All throughout Cuba are hundreds of bodegas, but not the kind one would find in New York City or Los Angeles. These bodegas are government run, and give each citizen subsidized rations of food. The OFICODA, the government office established to run the program, distributes the libreta (a small booklet) to all citizens each year. Each family gets a Libertad de Abastecimiento (literally, “Freedom of Supplies”), that lists each person in the family, their age and how much food they can pick up at the lowest price possible.

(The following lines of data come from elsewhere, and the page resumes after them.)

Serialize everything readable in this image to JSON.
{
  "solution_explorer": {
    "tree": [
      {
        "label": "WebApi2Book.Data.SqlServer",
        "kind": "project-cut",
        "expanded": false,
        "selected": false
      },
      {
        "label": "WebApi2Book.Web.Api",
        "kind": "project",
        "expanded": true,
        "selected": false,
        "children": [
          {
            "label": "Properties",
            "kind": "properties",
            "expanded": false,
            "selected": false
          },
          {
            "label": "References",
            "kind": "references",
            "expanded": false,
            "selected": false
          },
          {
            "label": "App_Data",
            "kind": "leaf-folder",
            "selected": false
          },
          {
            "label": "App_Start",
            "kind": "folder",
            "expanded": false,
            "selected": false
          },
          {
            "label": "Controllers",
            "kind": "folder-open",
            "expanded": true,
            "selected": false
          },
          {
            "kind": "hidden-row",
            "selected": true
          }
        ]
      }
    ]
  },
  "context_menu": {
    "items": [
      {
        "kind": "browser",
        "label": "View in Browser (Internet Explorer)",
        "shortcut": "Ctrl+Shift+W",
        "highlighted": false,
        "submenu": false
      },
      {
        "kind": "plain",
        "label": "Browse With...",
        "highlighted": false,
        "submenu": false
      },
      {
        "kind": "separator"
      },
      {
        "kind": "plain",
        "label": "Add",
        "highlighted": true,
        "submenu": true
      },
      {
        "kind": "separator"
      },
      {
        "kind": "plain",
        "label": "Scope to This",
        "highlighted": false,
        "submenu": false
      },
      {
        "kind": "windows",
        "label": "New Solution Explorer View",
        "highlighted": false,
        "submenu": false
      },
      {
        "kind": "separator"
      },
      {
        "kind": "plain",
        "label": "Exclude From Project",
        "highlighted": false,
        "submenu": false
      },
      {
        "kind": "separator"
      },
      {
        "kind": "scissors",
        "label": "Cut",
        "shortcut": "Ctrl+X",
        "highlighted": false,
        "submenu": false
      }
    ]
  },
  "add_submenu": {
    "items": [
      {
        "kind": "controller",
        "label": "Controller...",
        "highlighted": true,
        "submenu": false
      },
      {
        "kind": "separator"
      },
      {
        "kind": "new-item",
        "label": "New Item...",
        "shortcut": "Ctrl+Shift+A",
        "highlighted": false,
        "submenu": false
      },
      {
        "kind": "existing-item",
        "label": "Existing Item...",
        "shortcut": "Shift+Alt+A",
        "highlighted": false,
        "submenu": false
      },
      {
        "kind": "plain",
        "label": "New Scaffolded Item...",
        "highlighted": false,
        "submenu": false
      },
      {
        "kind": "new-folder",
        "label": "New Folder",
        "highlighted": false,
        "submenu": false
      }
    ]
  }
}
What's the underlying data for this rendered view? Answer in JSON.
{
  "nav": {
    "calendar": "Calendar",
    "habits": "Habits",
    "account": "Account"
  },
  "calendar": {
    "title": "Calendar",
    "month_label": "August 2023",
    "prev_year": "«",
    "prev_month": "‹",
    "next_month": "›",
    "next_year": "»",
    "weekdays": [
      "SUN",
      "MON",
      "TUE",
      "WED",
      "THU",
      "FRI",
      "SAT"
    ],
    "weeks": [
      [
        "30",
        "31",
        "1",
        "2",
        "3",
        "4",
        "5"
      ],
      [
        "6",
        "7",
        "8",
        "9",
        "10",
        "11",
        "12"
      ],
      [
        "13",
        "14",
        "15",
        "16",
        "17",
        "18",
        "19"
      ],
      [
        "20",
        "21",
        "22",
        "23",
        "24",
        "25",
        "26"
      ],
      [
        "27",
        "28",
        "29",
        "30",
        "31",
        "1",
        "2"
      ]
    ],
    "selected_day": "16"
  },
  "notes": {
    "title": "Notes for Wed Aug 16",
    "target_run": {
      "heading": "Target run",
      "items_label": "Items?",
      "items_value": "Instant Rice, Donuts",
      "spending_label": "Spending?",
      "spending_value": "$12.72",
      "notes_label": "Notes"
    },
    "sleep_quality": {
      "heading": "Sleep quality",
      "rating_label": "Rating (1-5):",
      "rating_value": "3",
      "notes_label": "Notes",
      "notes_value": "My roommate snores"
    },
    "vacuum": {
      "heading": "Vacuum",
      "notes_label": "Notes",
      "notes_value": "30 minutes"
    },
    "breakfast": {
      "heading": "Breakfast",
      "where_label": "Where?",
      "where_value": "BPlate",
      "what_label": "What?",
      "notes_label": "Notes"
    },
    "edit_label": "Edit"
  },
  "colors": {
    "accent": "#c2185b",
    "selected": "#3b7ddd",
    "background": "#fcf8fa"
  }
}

According to The Guardian, bodegas typically provide about 10kg (22lb) of rice, 6kg (13 lbs) of white sugar, 2kg (4 lbs) of brown sugar, 250 millilitres (1 cup) of cooking oil, five eggs and a packet of coffee per person per month, along with 2kg of meat (usually chicken) every 10 days, a bun every day and a bag of salt every three months, as well as milk for children and pregnant women. Products distributed through the libreta are sold at subsidized prices, which have been kept more or less stable since its inception according to Hanna Garth, a PhD candidate in anthropology at UCLA, who studies the Cuban food system.
This system has been in place in Cuba since March 1962. As explained by José Alvarez, a Professor in the Department of Food and Resource Economics at Everglades Research and Education Center, it was created for two reasons. The first being the increasing demand for food as a result of more purchasing power for the public due to rising incomes and decreasing expenses for rent and electricity. The second reason was a decrease in food production as a result of the drastic changes taking place in farm ownership and organization.
According to the Cuban government, this system of distribution ensures each citizen is able to get at least some food, regardless of social and economic status. Children and the elderly are able to get extra rations, which partially accounts for the longevity of life and low infant mortality rate that the UN collects data on. The revolutionary program is a great example of the Cuban communist beliefs in action. Because of it, no person in the country is without food and other basic necessities. Compared to the 40 million people the Feeding America Organization estimates struggle with hunger in the US, the United Nations Food and Agriculture Organization has honored Cuba for its low levels of malnutrition and hunger.
Julio Alberto Perez, a bodega worker in Trinidad, explains that one of the main struggles is that many people will come to the store to get their food at the same time, overwhelming the workers. Employees must also carefully keep detailed notes of everything they sell, who they give it to and how much. There are government inspectors who check every note, because the government only delivers just enough food to serve the people in the neighborhood that the bodega is located. Bodega workers take pride in their jobs, and understand that they serve an important function in society because they are offering a service to people, as well as being able to work for their own benefit. Perez, like many Cubans, understands the importance of working hard. When asked about his job, he offered a simple, yet poignant answer, “Because it is important to work, I don’t know what else to say.”
In May 2019, Cuba imposed rationing of staples such as chicken, eggs, rice, beans and soap according to an Associated Press article by Michael Weissenstein and Andrea Rodriguez. When speaking to the state-run Cuban News Agency about the latest need for rationing, Commerce Minister Betsy Diaz Velazquez placed the blame squarely on the toughening of the U.S. trade embargo by the Trump administration. Economists have also weighed in, and give equal blame to the massive decrease in aid from Venezuela; where the collapse of the state-run oil company has led to a nearly two-thirds cut in shipments of subsidized fuel that Cuba used for power and to earn hard currency on the open market Weissenstein and Rodriguez report. Due to these conditions, Cuban leaders know that there will be tough times ahead, but insure the citizens that the country will not return to the worst days of the post-Soviet depression due to the countries’ now diversified economy and trade relations with countries around the world.
In conclusion, bodegas provide a valuable service to the Cuban people, and exemplify the countries’ communist beliefs. Citizens depend on their friendly neighborhood bodega man (or woman) to provide for them and their families. They will soon have to deal with extra rationing; but hopefully not for long, as the Cuba government continues to trade with other countries around the world and build up its diversified economy.
Edited by Julissa Ramirez.